━━━━━ Data to use
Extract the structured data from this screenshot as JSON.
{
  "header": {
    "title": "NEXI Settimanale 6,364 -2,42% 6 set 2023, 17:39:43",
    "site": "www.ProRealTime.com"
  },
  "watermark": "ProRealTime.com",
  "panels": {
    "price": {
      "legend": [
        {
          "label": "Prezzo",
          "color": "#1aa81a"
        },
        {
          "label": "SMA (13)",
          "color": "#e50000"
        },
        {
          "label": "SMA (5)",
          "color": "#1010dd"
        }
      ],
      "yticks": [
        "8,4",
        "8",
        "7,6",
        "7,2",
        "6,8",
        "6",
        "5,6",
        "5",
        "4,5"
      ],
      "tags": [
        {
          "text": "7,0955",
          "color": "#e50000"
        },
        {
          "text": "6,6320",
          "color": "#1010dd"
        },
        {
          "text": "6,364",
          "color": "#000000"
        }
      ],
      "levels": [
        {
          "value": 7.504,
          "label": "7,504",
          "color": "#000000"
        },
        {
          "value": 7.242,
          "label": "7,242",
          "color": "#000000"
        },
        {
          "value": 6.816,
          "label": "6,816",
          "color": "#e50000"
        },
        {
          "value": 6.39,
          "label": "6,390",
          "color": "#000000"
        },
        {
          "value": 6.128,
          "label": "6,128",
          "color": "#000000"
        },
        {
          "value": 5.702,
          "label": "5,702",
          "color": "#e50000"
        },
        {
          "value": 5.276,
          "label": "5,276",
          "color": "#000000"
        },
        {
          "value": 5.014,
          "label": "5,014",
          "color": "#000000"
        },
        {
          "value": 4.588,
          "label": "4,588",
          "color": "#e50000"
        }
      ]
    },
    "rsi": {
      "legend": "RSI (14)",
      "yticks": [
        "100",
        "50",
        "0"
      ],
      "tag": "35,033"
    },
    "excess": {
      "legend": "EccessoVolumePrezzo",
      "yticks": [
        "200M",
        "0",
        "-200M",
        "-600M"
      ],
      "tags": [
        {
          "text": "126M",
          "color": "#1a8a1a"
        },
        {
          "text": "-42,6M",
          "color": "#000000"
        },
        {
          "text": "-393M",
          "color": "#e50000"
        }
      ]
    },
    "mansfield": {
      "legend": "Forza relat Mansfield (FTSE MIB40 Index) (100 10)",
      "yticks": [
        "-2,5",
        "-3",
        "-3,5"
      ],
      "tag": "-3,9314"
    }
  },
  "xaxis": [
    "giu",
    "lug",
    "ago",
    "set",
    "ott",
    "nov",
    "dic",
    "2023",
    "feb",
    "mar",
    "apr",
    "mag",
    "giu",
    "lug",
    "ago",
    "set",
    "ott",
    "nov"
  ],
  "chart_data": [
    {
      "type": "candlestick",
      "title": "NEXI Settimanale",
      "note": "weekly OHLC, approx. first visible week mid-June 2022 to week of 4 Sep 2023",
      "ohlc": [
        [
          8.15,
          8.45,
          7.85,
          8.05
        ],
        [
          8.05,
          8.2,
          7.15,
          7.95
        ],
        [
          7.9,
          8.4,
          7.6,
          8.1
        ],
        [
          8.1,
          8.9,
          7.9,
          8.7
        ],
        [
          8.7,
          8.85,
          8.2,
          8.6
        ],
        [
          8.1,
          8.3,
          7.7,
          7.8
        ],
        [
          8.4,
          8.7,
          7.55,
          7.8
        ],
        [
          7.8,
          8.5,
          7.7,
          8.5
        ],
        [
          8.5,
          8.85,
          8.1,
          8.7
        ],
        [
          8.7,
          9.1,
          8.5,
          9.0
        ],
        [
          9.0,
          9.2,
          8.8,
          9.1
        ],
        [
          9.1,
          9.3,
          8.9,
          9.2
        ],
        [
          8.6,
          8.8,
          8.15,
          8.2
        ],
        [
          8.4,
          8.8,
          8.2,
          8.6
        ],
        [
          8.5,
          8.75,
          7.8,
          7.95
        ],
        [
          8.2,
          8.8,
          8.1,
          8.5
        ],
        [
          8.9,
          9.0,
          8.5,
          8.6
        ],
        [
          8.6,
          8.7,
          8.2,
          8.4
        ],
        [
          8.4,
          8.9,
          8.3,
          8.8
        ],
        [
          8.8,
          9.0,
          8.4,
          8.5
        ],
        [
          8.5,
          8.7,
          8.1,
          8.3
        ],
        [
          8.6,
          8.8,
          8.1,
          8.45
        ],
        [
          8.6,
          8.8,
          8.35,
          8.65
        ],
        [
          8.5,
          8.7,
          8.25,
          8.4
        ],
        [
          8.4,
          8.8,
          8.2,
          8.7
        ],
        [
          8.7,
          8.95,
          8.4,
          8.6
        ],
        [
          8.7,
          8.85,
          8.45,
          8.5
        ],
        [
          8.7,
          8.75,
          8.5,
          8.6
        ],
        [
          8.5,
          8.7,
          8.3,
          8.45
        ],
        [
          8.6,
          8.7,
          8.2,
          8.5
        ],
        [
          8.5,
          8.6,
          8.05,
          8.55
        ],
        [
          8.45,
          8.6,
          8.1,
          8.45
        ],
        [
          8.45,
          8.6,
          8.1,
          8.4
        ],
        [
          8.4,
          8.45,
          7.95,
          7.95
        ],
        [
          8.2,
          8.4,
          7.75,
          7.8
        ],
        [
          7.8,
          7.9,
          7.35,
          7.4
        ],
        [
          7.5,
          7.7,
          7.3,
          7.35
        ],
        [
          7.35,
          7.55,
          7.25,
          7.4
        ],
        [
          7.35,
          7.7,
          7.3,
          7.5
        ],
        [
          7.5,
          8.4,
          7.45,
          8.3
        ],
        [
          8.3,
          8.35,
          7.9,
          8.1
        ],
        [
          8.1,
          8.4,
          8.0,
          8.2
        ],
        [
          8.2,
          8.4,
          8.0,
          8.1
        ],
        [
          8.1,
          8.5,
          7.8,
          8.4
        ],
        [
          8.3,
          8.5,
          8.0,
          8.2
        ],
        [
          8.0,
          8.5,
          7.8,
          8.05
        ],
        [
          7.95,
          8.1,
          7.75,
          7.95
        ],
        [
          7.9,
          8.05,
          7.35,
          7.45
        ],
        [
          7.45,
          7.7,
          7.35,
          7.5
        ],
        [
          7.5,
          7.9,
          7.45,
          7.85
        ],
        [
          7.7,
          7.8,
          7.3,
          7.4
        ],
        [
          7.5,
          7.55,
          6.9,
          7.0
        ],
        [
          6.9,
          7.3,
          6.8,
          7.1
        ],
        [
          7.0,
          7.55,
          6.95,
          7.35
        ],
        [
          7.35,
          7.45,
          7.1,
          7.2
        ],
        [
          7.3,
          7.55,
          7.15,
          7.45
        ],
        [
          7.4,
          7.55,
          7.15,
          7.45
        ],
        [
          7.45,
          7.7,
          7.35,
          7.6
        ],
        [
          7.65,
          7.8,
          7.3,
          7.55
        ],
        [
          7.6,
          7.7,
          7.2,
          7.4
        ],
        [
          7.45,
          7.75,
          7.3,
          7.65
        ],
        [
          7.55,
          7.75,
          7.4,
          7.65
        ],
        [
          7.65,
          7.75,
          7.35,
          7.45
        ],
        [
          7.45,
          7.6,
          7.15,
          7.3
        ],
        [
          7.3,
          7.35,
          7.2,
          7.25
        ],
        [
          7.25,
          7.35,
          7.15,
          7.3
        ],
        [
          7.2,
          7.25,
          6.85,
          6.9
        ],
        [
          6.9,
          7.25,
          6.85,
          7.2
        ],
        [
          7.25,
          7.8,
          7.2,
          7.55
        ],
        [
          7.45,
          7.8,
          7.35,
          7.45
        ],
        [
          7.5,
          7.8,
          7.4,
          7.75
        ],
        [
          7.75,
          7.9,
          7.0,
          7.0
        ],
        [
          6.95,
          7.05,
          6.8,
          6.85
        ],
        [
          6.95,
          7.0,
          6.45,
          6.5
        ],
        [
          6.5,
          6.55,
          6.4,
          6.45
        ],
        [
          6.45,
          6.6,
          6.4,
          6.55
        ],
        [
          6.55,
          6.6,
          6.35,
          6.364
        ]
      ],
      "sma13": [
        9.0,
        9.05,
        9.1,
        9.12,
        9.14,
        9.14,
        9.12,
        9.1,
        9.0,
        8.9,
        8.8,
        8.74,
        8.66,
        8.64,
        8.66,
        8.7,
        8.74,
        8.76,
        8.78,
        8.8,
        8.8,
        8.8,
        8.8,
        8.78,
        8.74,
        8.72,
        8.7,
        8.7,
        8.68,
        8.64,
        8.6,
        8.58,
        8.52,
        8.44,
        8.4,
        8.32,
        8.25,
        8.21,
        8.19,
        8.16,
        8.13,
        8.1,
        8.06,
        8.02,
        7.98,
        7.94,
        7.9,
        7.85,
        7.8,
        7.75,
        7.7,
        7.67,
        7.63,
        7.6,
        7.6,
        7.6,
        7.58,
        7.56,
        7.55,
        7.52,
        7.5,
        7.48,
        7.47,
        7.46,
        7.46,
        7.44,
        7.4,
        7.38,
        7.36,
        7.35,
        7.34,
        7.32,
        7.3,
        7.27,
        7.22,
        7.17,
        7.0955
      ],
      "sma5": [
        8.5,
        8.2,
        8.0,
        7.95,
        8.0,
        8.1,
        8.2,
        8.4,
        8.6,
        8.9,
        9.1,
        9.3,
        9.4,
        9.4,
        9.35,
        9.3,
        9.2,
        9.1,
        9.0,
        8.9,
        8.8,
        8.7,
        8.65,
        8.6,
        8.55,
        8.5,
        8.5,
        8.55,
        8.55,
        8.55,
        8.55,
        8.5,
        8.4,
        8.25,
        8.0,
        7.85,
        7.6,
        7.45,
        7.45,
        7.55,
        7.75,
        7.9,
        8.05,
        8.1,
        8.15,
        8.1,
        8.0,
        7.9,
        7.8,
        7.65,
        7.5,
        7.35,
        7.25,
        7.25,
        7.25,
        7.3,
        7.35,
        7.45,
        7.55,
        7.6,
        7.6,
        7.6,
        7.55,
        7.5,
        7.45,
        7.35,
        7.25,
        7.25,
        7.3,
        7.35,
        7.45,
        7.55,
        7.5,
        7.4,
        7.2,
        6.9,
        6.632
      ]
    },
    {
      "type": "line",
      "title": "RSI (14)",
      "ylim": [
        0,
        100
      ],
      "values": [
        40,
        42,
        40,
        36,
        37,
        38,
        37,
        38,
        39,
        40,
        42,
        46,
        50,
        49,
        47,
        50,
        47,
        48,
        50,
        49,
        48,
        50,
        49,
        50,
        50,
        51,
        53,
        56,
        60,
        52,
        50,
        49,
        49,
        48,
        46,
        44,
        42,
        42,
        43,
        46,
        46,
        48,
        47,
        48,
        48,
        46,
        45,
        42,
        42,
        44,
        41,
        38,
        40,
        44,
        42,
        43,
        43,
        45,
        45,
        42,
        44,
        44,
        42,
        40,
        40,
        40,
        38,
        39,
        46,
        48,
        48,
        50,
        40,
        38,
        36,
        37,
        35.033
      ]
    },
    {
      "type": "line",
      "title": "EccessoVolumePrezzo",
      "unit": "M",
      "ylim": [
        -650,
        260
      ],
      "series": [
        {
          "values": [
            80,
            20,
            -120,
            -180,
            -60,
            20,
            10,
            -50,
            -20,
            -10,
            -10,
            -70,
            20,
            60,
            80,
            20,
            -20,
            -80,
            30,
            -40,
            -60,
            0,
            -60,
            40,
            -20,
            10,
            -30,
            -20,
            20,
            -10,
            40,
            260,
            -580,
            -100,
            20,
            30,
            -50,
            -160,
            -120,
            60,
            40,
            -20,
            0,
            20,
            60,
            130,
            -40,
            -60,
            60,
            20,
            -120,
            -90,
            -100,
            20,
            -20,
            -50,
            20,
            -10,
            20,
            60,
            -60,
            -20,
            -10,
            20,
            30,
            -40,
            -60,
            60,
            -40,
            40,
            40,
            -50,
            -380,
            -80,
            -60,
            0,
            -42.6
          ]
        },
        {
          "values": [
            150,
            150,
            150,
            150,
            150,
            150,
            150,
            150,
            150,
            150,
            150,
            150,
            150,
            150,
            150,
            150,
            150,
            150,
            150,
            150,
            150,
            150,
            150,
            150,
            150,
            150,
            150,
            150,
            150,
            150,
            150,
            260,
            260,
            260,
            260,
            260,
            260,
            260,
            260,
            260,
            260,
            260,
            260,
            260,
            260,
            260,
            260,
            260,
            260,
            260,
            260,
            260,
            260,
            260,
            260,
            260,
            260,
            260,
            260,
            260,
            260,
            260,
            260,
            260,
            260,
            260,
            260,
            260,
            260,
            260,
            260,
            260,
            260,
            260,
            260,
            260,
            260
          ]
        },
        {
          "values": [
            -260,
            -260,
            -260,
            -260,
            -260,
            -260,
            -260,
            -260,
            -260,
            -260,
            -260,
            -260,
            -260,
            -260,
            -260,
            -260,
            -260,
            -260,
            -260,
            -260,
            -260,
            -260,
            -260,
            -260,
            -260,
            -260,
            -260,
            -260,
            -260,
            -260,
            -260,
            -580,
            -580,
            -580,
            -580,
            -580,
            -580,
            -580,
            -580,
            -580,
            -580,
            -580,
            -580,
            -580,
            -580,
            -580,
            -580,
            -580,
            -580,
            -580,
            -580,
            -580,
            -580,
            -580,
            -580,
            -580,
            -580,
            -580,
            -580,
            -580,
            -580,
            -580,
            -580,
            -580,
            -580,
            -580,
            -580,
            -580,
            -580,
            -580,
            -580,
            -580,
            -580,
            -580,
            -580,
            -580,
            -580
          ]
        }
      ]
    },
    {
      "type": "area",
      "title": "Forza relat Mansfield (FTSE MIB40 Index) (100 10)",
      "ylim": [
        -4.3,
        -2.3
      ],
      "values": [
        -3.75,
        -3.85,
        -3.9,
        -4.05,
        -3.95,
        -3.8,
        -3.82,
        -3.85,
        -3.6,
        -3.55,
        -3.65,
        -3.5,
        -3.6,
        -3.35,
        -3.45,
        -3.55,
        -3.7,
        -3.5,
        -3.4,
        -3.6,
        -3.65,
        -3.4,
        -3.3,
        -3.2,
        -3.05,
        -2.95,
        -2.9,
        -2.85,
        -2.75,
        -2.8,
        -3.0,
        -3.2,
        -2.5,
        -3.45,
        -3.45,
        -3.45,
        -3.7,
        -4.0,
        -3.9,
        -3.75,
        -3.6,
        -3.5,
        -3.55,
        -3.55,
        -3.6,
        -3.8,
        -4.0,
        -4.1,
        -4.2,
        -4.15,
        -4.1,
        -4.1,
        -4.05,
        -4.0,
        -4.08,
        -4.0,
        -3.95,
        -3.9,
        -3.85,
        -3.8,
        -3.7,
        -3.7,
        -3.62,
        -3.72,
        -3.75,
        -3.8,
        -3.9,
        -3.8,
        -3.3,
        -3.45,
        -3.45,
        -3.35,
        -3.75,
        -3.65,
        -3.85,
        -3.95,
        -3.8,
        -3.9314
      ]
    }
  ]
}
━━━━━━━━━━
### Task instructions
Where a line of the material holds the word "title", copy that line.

### Output of the task
    "title": "NEXI Settimanale 6,364 -2,42% 6 set 2023, 17:39:43",
      "title": "NEXI Settimanale",
      "title": "RSI (14)",
      "title": "EccessoVolumePrezzo",
      "title": "Forza relat Mansfield (FTSE MIB40 Index) (100 10)",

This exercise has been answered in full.